Lonzo Ball
(Jonathan Bachman/Getty Images)

During the regular season prior to the bubble Lonzo Ball averaged 12.4 points, 7 assists, and 6.2 rebounds. He also shot a solid 38.3 percent from behind the arc. Now that all the regular season bubble stats are here, we can see that Lonzo was far worse in the bubble than out. In the bubble, he averaged 5.6 points, 6.8 assists, 5.3 rebounds. He also only had a 26 percent field goal percentage and an even worse 19 percent 3-point percentage.

Lonzo Ball has always been closely watched by basketball fans due to his prestige at UCLA and the expectations when he was drafted. During his three years in the NBA, people have even argued if Lonzo Ball was good at basketball at all. And the results of these discussions are still inconclusive.

Lonzo Ball even admitted to his poor play in the bubble. He said that he, “felt like [he] let the team down.” He continued by saying that, “Usually, when I play well, we win and, obviously, I didn’t play well this trip. We’re going home early, and I have to live with that.”. And that quote embodies Lonzo Ball entirely.

When Lonzo Ball plays well the Pelicans win. The Pelicans finished the season with only 30 total wins. They also had 41 losses. That means that more than half of the time Lonzo Ball does not play well. When Ball plays well, he can play at a borderline all-star level. But most of the time he cannot play well. During some games, it comes to the point where either Frank Jackson or, the hard-working but sloppy, Josh Hart has to come in and take his place at point guard.

Lonzo Ball’s gap between his ceiling and his floor is vast.
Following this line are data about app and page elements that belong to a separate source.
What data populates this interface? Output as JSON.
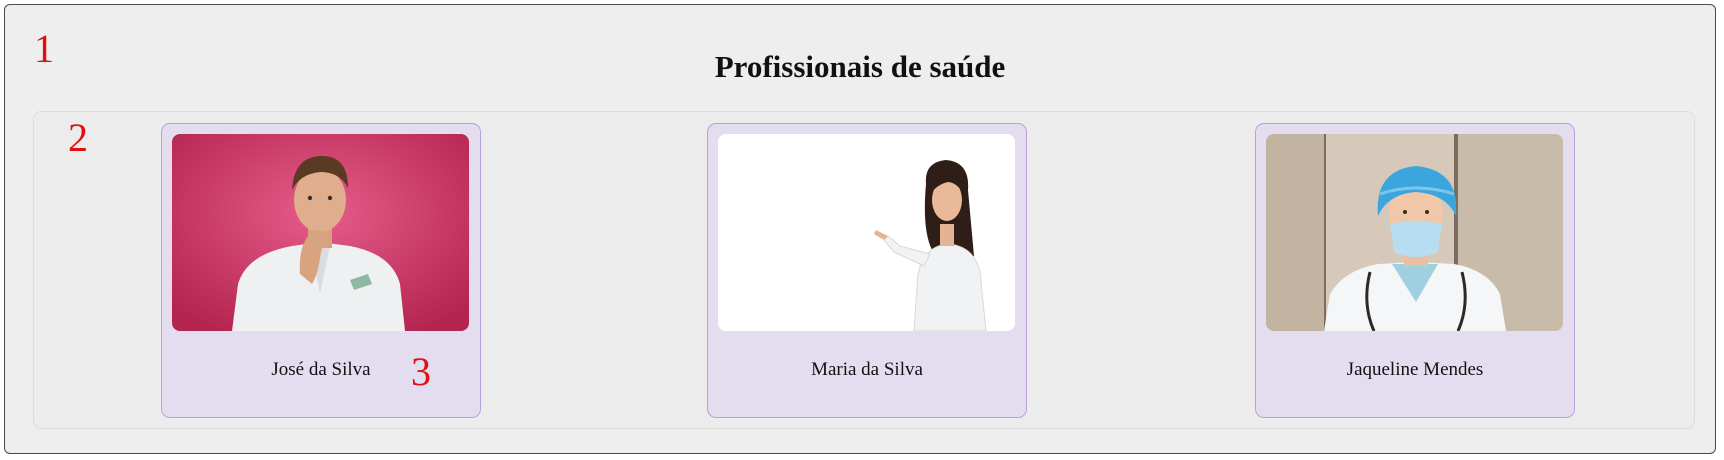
{
  "page": {
    "title": "Profissionais de saúde",
    "annotations": [
      "1",
      "2",
      "3"
    ]
  },
  "professionals": [
    {
      "name": "José da Silva",
      "photo": "man-thinking-pink-background-photo"
    },
    {
      "name": "Maria da Silva",
      "photo": "woman-doctor-pointing-white-background-photo"
    },
    {
      "name": "Jaqueline Mendes",
      "photo": "nurse-mask-hair-cap-photo"
    }
  ],
  "colors": {
    "page_background": "#eeeeee",
    "card_background": "#e4ddef",
    "card_border": "#b7a1dc",
    "annotation": "#e01010"
  }
}
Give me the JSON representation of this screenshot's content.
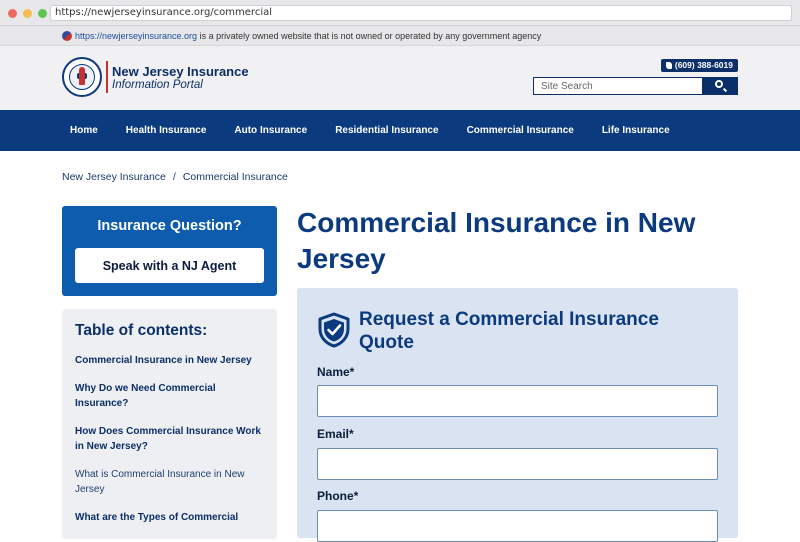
{
  "browser": {
    "url": "https://newjerseyinsurance.org/commercial"
  },
  "notice": {
    "link": "https://newjerseyinsurance.org",
    "text": " is a privately owned website that is not owned or operated by any government agency"
  },
  "header": {
    "brand_title": "New Jersey Insurance",
    "brand_subtitle": "Information Portal",
    "phone": "(609) 388-6019",
    "search_placeholder": "Site Search"
  },
  "nav": {
    "items": [
      {
        "label": "Home"
      },
      {
        "label": "Health Insurance"
      },
      {
        "label": "Auto Insurance"
      },
      {
        "label": "Residential Insurance"
      },
      {
        "label": "Commercial Insurance"
      },
      {
        "label": "Life Insurance"
      }
    ]
  },
  "breadcrumb": {
    "home": "New Jersey Insurance",
    "separator": "/",
    "current": "Commercial Insurance"
  },
  "sidebar": {
    "question_title": "Insurance Question?",
    "agent_button": "Speak with a NJ Agent",
    "toc_title": "Table of contents:",
    "toc_items": [
      {
        "label": "Commercial Insurance in New Jersey"
      },
      {
        "label": "Why Do we Need Commercial Insurance?"
      },
      {
        "label": "How Does Commercial Insurance Work in New Jersey?"
      },
      {
        "label": "What is Commercial Insurance in New Jersey"
      },
      {
        "label": "What are the Types of Commercial"
      }
    ]
  },
  "main": {
    "title": "Commercial Insurance in New Jersey",
    "form_title": "Request a Commercial Insurance Quote",
    "fields": {
      "name_label": "Name*",
      "email_label": "Email*",
      "phone_label": "Phone*"
    }
  },
  "colors": {
    "nav_blue": "#0b3a7e",
    "sidebar_blue": "#0d5cae",
    "form_bg": "#d9e3f2",
    "accent_red": "#c6322f"
  }
}
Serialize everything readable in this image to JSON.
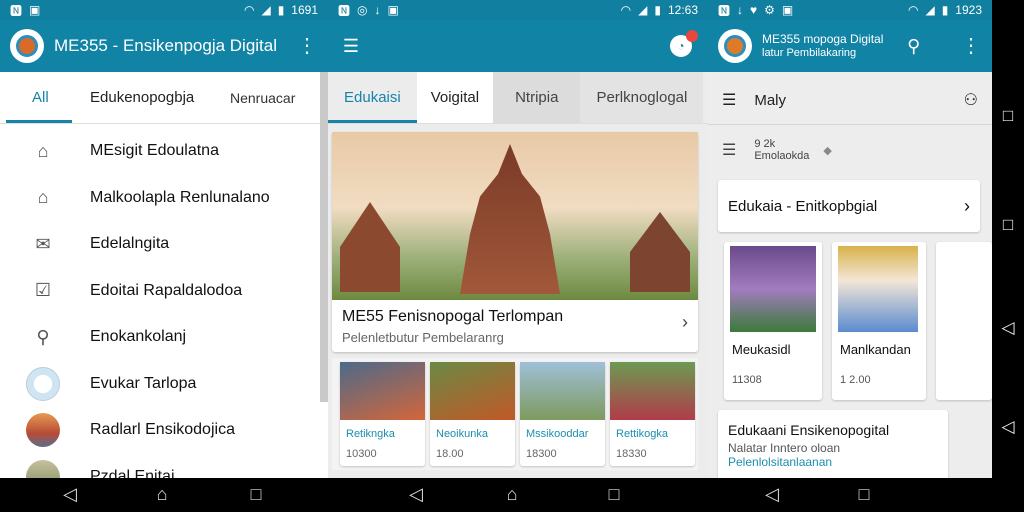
{
  "status_bar": {
    "left_icons_1": [
      "notification-n-icon",
      "photo-icon"
    ],
    "right_icons": [
      "wifi-icon",
      "signal-icon",
      "battery-icon"
    ],
    "time_1": "1691",
    "time_2": "12:63",
    "time_3": "1923"
  },
  "screen1": {
    "app_title": "ME355 - Ensikenpogja Digital",
    "tabs": [
      {
        "label": "All"
      },
      {
        "label": "Edukenopogbja"
      },
      {
        "label": "Nenruacar"
      }
    ],
    "menu": [
      {
        "label": "MEsigit Edoulatna",
        "icon": "home-icon"
      },
      {
        "label": "Malkoolapla Renlunalano",
        "icon": "building-icon"
      },
      {
        "label": "Edelalngita",
        "icon": "mail-icon"
      },
      {
        "label": "Edoitai Rapaldalodoa",
        "icon": "check-mail-icon"
      },
      {
        "label": "Enokankolanj",
        "icon": "search-icon"
      },
      {
        "label": "Evukar Tarlopa",
        "icon": "avatar-sail"
      },
      {
        "label": "Radlarl Ensikodojica",
        "icon": "avatar-group"
      },
      {
        "label": "Pzdal Enitai",
        "icon": "avatar-small"
      }
    ]
  },
  "screen2": {
    "tabs": [
      {
        "label": "Edukaisi"
      },
      {
        "label": "Voigital"
      },
      {
        "label": "Ntripia"
      },
      {
        "label": "Perlknoglogal"
      }
    ],
    "hero": {
      "title": "ME55 Fenisnopogal Terlompan",
      "subtitle": "Pelenletbutur Pembelaranrg"
    },
    "thumbs": [
      {
        "caption": "Retikngka",
        "value": "10300"
      },
      {
        "caption": "Neoikunka",
        "value": "18.00"
      },
      {
        "caption": "Mssikooddar",
        "value": "18300"
      },
      {
        "caption": "Rettikogka",
        "value": "18330"
      }
    ]
  },
  "screen3": {
    "header_title": "ME355 mopoga Digital",
    "header_sub": "latur Pembilakaring",
    "row1_label": "Maly",
    "row2_value": "9 2k",
    "row2_label": "Emolaokda",
    "section_card": "Edukaia - Enitkopbgial",
    "cards": [
      {
        "caption": "Meukasidl",
        "value": "11308"
      },
      {
        "caption": "Manlkandan",
        "value": "1 2.00"
      }
    ],
    "bottom_card": {
      "title": "Edukaani Ensikenopogital",
      "line1": "Nalatar Inntero oloan",
      "line2": "Pelenlolsitanlaanan"
    }
  },
  "colors": {
    "appbar": "#1183a5",
    "accent": "#1783a9"
  }
}
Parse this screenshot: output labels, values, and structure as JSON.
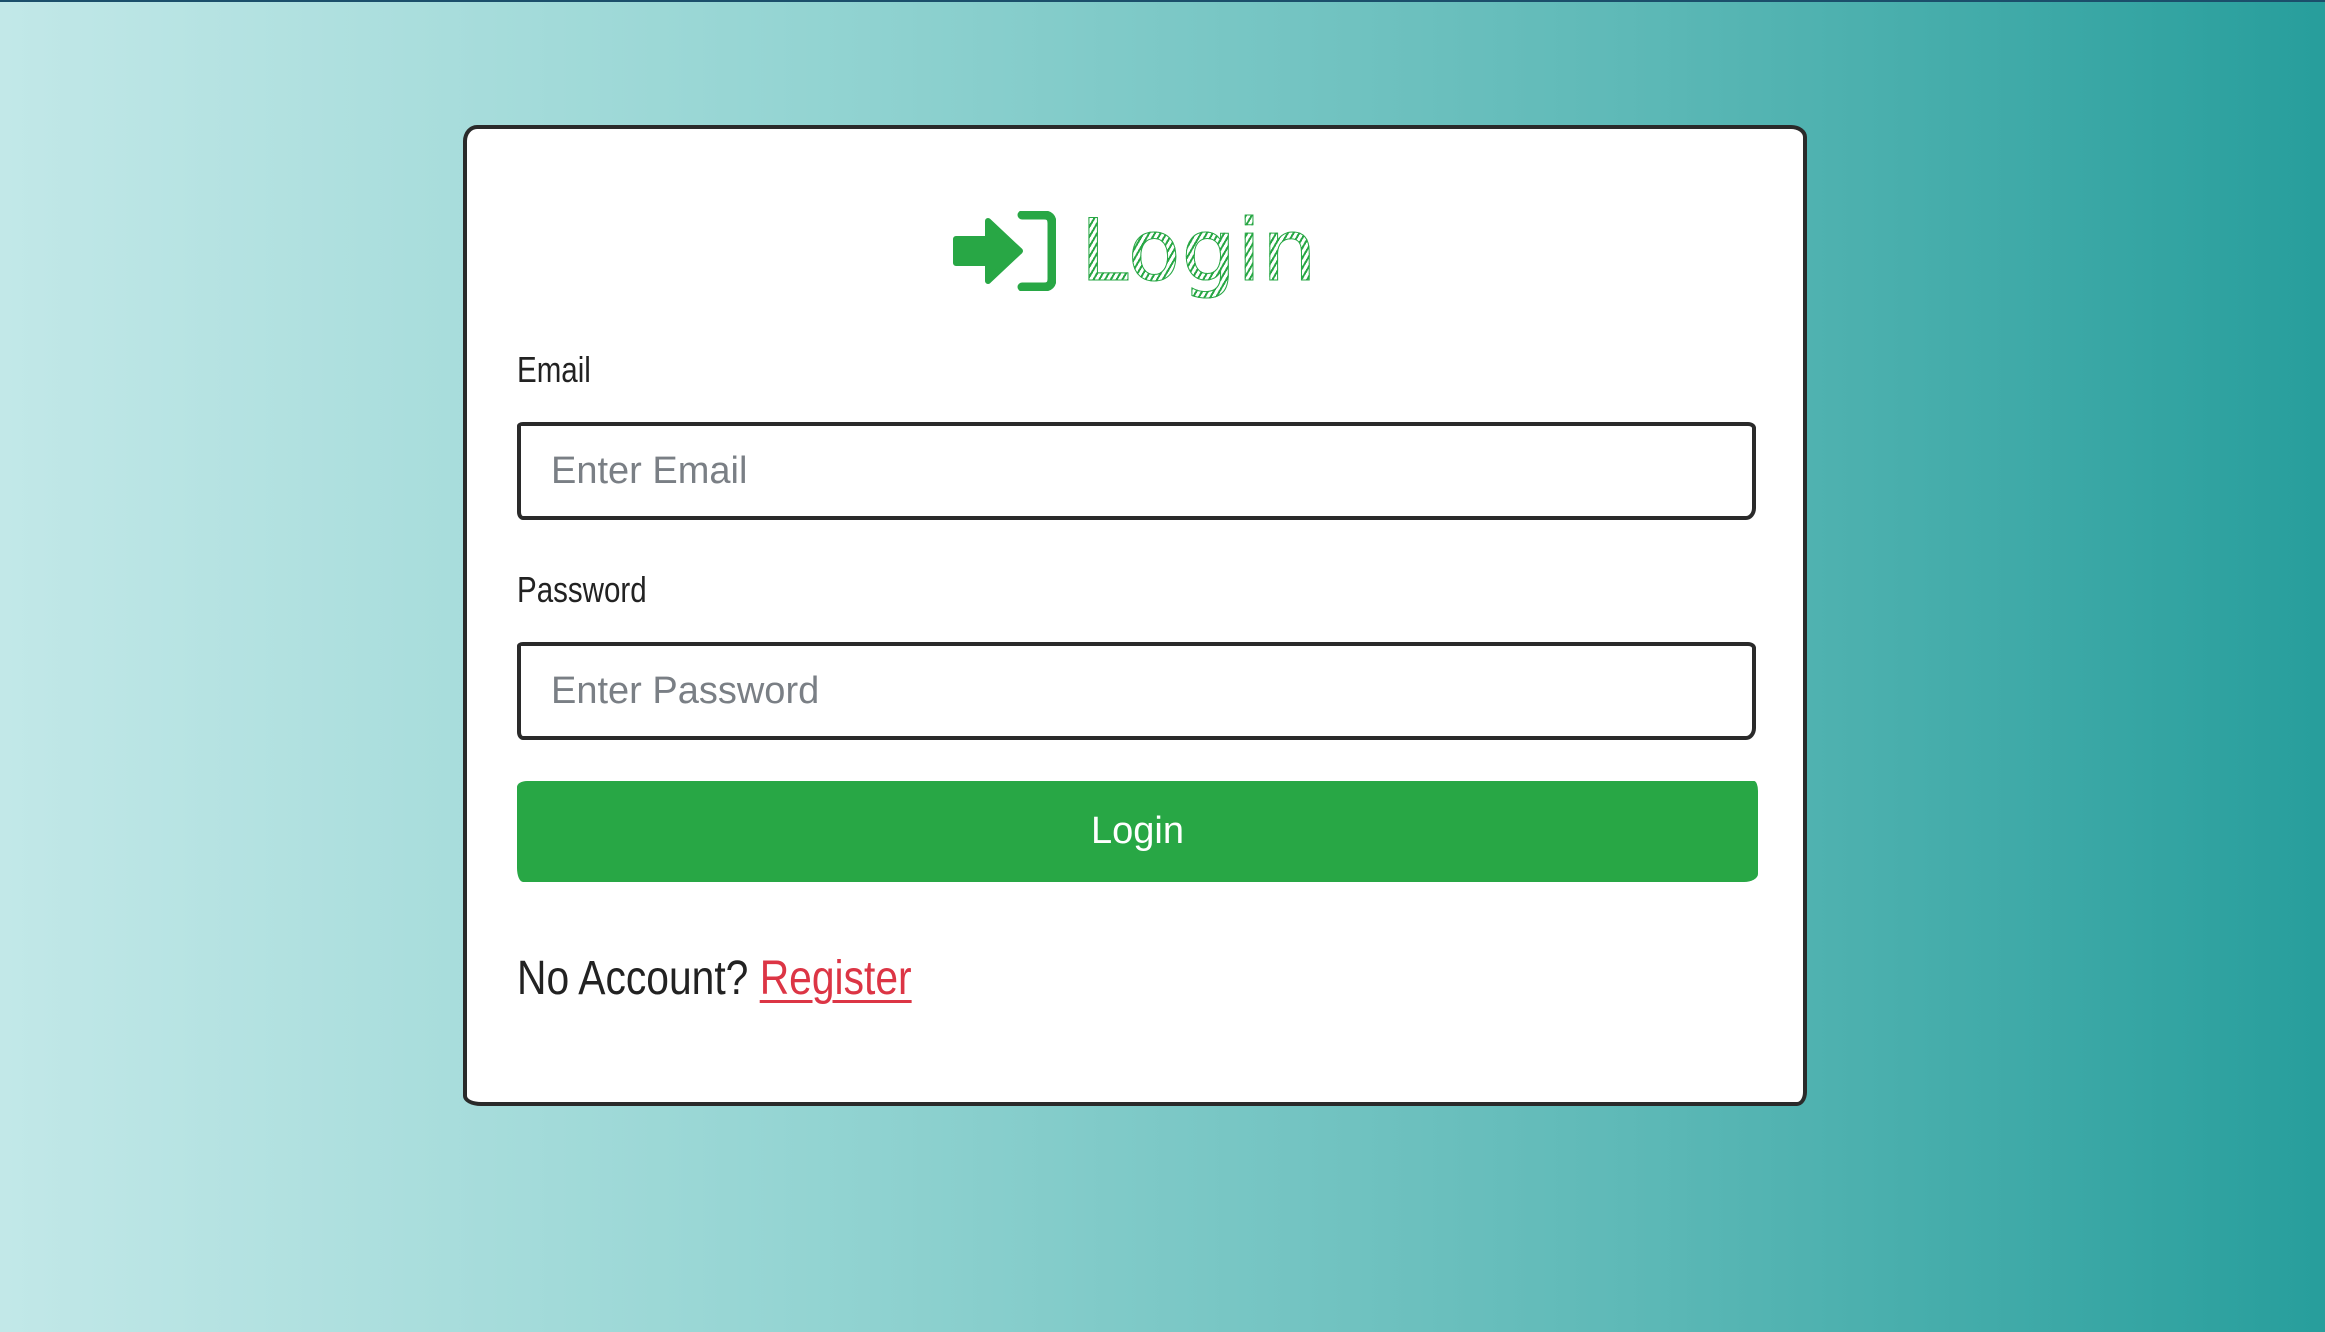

He could step on the court and play like Jason Kidd, or he could play like someone who would barely make a G-league roster. Lonzo’s play in the bubble is not necessarily what caused the Pelicans to be kicked out of the playoffs, but it most certainly was a factor. And if Lonzo doesn’t fix his tendencies soon, he may be replaced.